Plastic bottles can be made from a variety of thermoplastic resins. Each resin contains properties which complement its end use. The popular resins from which bottles are molded are: the Polyolefins (LDPE, HDPE, PP, etc.); Vinyl (PVC); Polyester (PET and PETG); and Styrenics (PS and SAN).
The untreated surface of bottles manufactured from Polyolefins does not attract and hold inks, adhesives, decorative, or protective coatings. The surface must be altered to make it receptive to labeling or decorating.
The surface can be altered to obtain bonding of adhesive or other decorative materials by treating it with a flame or electronically via Corona-Discharge. The treatment methods only modify an extremely thin layer of the surface. Non-Polyolefins (PVC, PET, PETG, PS, and SAN) do not need to be treated for bonding or adhesion.

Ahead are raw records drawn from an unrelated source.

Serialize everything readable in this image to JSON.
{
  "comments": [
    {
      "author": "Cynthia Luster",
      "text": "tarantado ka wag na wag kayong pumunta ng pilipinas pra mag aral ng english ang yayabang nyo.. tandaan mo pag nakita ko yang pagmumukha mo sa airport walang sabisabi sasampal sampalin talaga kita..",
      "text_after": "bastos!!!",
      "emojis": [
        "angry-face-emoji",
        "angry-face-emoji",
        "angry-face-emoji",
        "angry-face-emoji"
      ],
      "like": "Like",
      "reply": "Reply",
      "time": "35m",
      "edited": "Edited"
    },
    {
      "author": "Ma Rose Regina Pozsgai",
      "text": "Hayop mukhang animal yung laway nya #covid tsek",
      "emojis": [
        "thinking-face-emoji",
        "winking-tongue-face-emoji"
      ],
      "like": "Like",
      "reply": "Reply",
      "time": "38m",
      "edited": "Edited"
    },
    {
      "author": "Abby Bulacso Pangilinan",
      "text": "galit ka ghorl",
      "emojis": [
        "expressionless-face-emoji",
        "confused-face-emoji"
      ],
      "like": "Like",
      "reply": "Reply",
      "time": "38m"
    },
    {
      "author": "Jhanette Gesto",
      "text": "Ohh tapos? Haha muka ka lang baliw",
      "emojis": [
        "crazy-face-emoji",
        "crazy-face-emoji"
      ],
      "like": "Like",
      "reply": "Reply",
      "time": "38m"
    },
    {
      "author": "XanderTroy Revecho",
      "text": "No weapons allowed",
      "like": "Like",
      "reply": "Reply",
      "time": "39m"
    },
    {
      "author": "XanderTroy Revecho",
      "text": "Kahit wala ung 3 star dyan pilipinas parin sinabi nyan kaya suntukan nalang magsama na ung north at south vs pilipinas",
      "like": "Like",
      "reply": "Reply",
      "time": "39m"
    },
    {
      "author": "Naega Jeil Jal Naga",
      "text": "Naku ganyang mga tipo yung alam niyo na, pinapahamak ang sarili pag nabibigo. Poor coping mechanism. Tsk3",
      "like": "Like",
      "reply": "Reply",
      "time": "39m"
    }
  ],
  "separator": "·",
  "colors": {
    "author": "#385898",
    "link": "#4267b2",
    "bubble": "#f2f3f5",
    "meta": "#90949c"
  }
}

Flame Treating is the most commonly used means of rendering a molded bottle surface receptive to suitable inks, paints, etc. In this method, a hot oxidizing flame (2000 degrees to 5000 degrees) is applied directly to the intended label or decorated area. Both exposure time and burner set up are important to insure good label and decorating adhesion.
Electronic Corona-Discharge Surface Treating may be utilized to make a Polyolefin bottle surface conducive to labeling and decorating. In this method, the bottles are moved through a high-frequency "bombardment" of high voltage sparks.
Fluoro Prep surface enhancement that increases adhesion properties and wetability of plastic, is an application that improves paint and ink adhesion on items ranging from small containers such as mascara tubes to large handle ware packages. The dyne level resulting from this surface enhancement application is as good as or better than that of flame treatment and Corona Discharge methods.